In the SQRL app the string of random characters that was provided at the end of the web site’s address gets encrypted by the private key (digitally signed). This digitally signed string of data is essentially your password and it gets passed to the web site where the only thing that can decrypt it is the public key (user ID). The web site decrypts the “password” and if it returns the same exact string of random numbers then the site knows you are who you say you are.

In essence you will create a different password every time you log in to any web site because the random string of characters that the web site generates is different every time the page is refreshed. So even if someone gets a hold of your new super long user ID they cannot compromise your account unless they have the private key. The private key is not stored in your SQRL app because it can be generated every time you visit a site.

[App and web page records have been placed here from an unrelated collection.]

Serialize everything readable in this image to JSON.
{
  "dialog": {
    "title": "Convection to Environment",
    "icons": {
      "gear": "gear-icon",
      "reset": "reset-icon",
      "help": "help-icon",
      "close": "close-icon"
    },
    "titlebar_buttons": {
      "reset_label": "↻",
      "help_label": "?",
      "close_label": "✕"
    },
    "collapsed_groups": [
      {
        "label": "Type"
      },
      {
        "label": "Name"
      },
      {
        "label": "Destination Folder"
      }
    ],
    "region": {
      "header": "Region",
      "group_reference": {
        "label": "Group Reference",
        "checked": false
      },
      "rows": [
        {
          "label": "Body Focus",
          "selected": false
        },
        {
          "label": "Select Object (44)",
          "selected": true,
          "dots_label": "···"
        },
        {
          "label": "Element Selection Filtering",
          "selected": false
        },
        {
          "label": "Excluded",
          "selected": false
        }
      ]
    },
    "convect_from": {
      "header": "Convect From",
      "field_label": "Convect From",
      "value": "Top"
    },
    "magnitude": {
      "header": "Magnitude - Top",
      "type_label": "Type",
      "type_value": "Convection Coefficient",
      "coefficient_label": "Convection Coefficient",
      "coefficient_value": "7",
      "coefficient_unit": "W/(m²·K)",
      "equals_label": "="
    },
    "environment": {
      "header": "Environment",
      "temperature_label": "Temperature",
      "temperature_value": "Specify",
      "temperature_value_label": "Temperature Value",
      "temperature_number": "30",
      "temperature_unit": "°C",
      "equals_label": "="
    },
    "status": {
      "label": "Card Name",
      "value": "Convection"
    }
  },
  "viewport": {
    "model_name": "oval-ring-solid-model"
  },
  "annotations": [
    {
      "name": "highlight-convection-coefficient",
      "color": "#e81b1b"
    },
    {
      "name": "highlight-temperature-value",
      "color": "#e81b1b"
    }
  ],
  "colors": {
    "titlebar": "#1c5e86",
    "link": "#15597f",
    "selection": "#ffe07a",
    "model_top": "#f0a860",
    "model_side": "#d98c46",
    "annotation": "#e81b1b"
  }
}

I’m sure there are many things that I don’t have exactly correct because, as I said, I’m not an expert by any means in cryptography or Internet security. But I’m pretty sure I have the basics down. SQRL is incredibly secure because users won’t know their own user IDs and passwords to any web site. User IDs are long and seemingly random. Passwords are generated on the fly and can only be created with the use of the SQRL app and the Master Key. The SQRL app can only be accessed by the user’s master password.

If there are weaknesses it’s in the user’s master password and getting web sites to implement SQRL. A person can use anything they want for their master password so their identity can be as secure or insecure as that single master password. Web sites may not want to implement SQRL because it gives the user ultimate control over their information. With SQRL a user can be as anonymous as they want because the web site doesn’t need to know anything about them personally in order to authenticate. Web sites can still require a user to set up an account that is associated with their new superlong user ID and that’s fine for sites like Amazon or other e-commerce sites. But for sites like Google, Facebook, or any social networking site SQRL can allow a user to have an account but still remain totally anonymous.

There are way more details to this than I’m able to describe and if you’re interested you can follow the links below.

This link is to the creator of SQRL:

Here’s a simplified explanation:

A good write up by TechRepublic:

An explanation of digital signatures: